• WHAT YOU ARE ASKED TO DO:
Please return all the records exactly, with nothing left out.

• SOURCE MATERIAL:
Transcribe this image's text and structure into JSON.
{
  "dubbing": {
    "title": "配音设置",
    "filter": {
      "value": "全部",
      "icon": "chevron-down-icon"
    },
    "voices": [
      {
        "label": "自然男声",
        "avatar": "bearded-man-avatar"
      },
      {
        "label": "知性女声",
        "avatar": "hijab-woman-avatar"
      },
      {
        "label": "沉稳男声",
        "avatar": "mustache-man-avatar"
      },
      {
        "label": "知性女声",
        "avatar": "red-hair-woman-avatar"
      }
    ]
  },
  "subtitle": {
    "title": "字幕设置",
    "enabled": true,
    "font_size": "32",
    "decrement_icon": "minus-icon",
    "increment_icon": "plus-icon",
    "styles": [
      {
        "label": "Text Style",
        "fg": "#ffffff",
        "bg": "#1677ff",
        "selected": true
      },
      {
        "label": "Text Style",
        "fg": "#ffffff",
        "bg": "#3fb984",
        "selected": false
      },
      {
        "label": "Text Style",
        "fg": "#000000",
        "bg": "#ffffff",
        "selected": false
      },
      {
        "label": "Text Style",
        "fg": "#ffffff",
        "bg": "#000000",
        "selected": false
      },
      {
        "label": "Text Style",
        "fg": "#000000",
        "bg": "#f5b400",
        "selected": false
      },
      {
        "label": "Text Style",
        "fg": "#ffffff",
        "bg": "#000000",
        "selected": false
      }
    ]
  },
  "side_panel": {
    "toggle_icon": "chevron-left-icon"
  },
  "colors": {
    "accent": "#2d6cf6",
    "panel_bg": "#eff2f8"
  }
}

• SOLVED EXERCISE:
Transcribe this image's text and structure into JSON.
{
  "dubbing": {
    "title": "配音设置",
    "filter": {
      "value": "全部",
      "icon": "chevron-down-icon"
    },
    "voices": [
      {
        "label": "自然男声",
        "avatar": "bearded-man-avatar"
      },
      {
        "label": "知性女声",
        "avatar": "hijab-woman-avatar"
      },
      {
        "label": "沉稳男声",
        "avatar": "mustache-man-avatar"
      },
      {
        "label": "知性女声",
        "avatar": "red-hair-woman-avatar"
      }
    ]
  },
  "subtitle": {
    "title": "字幕设置",
    "enabled": true,
    "font_size": "32",
    "decrement_icon": "minus-icon",
    "increment_icon": "plus-icon",
    "styles": [
      {
        "label": "Text Style",
        "fg": "#ffffff",
        "bg": "#1677ff",
        "selected": true
      },
      {
        "label": "Text Style",
        "fg": "#ffffff",
        "bg": "#3fb984",
        "selected": false
      },
      {
        "label": "Text Style",
        "fg": "#000000",
        "bg": "#ffffff",
        "selected": false
      },
      {
        "label": "Text Style",
        "fg": "#ffffff",
        "bg": "#000000",
        "selected": false
      },
      {
        "label": "Text Style",
        "fg": "#000000",
        "bg": "#f5b400",
        "selected": false
      },
      {
        "label": "Text Style",
        "fg": "#ffffff",
        "bg": "#000000",
        "selected": false
      }
    ]
  },
  "side_panel": {
    "toggle_icon": "chevron-left-icon"
  },
  "colors": {
    "accent": "#2d6cf6",
    "panel_bg": "#eff2f8"
  }
}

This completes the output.